> Exercise directions: Give the number of lines in the entries below that contain "York". Write nothing besides it.

+++ Records for this exercise

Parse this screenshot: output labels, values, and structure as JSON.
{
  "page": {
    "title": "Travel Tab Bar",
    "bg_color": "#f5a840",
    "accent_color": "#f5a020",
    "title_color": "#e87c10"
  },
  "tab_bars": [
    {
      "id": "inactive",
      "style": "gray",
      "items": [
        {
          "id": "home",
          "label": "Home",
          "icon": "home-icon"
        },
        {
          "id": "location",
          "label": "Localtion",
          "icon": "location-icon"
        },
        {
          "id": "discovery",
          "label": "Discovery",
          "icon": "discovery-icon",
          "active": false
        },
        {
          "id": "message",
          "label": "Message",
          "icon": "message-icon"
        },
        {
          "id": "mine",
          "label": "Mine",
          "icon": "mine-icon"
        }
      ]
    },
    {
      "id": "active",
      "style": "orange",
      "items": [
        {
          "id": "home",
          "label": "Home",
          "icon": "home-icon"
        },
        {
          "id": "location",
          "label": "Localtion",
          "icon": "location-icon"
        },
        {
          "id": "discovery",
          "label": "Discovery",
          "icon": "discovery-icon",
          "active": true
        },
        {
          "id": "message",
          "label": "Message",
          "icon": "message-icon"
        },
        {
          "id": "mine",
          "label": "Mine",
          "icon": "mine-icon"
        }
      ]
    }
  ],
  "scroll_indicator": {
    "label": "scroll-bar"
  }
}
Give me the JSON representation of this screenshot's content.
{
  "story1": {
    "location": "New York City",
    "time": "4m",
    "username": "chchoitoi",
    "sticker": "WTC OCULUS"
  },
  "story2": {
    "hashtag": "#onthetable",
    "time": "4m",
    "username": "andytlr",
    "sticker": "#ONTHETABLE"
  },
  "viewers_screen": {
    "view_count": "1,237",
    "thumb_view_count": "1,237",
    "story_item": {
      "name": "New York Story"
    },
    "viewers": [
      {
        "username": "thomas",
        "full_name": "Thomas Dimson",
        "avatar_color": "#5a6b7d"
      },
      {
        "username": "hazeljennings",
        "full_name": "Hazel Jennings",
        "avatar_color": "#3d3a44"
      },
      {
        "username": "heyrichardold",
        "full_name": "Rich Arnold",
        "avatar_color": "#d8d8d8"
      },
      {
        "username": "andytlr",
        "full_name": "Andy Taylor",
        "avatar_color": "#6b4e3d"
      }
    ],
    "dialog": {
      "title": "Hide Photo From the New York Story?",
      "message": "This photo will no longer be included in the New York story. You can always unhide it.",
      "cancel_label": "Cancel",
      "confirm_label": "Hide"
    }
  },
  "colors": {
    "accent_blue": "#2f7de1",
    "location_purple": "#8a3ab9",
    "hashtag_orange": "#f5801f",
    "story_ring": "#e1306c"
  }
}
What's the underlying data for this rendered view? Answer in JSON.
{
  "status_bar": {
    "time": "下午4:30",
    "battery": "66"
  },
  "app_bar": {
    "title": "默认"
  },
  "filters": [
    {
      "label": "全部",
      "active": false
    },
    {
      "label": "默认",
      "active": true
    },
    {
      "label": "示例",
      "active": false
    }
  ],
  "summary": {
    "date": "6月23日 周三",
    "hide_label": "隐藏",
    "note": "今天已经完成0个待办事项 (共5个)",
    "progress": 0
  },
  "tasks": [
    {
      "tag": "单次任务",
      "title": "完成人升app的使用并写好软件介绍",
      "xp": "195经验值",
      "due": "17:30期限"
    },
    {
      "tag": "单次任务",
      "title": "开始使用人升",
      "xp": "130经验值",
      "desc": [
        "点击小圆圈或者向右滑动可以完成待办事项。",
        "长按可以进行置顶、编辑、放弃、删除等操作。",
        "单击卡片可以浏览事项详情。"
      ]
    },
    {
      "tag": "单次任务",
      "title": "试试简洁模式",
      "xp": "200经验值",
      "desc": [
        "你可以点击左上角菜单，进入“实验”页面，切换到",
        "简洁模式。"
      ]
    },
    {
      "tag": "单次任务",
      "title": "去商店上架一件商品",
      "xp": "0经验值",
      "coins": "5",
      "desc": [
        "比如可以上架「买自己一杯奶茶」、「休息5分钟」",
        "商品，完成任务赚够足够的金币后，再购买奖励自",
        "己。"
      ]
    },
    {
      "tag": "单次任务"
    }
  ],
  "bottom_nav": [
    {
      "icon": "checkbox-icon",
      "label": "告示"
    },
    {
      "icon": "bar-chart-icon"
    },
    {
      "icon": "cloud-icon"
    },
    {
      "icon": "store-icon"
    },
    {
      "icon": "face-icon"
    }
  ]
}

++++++

> Result below: 4